Web page and app entries
#####

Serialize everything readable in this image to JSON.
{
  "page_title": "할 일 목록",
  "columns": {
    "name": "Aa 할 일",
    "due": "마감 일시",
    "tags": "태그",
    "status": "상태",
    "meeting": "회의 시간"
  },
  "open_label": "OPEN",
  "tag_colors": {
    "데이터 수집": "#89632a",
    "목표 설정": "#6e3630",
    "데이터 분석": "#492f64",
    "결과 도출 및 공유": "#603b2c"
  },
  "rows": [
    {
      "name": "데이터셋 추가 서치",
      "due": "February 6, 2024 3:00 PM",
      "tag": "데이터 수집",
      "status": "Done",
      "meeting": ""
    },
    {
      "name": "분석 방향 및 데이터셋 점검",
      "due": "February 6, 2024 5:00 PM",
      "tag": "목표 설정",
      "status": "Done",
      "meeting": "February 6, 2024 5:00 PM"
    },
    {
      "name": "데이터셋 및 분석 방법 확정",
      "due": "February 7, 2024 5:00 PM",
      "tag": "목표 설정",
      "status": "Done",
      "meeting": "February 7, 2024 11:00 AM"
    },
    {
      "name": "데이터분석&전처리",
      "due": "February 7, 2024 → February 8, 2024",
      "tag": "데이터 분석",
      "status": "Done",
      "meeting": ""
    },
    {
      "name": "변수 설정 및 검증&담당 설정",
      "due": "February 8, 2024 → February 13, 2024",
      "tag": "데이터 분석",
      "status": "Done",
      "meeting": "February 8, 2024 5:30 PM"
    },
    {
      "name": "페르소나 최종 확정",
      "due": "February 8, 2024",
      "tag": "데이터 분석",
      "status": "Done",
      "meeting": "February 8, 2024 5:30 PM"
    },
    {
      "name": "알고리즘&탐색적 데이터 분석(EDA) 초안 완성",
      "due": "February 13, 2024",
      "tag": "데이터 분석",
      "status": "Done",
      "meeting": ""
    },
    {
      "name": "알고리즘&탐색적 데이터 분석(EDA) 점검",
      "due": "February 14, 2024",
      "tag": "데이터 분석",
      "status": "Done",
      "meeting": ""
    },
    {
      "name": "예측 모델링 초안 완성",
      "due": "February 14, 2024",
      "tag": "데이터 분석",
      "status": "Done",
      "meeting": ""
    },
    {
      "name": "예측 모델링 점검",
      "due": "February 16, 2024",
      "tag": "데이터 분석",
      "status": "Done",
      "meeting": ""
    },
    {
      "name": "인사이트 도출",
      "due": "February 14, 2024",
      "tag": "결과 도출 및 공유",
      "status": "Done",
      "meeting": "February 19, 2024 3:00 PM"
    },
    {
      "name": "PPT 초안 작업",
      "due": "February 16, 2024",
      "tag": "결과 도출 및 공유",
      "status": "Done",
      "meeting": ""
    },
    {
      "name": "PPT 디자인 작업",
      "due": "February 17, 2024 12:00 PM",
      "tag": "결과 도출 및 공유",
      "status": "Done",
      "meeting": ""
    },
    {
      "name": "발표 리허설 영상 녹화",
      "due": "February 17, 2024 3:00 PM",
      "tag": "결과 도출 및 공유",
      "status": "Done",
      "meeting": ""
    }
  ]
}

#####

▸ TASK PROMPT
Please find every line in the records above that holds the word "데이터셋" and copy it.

▸ EXERCISE OUTPUT
      "name": "데이터셋 추가 서치",
      "name": "분석 방향 및 데이터셋 점검",
      "name": "데이터셋 및 분석 방법 확정",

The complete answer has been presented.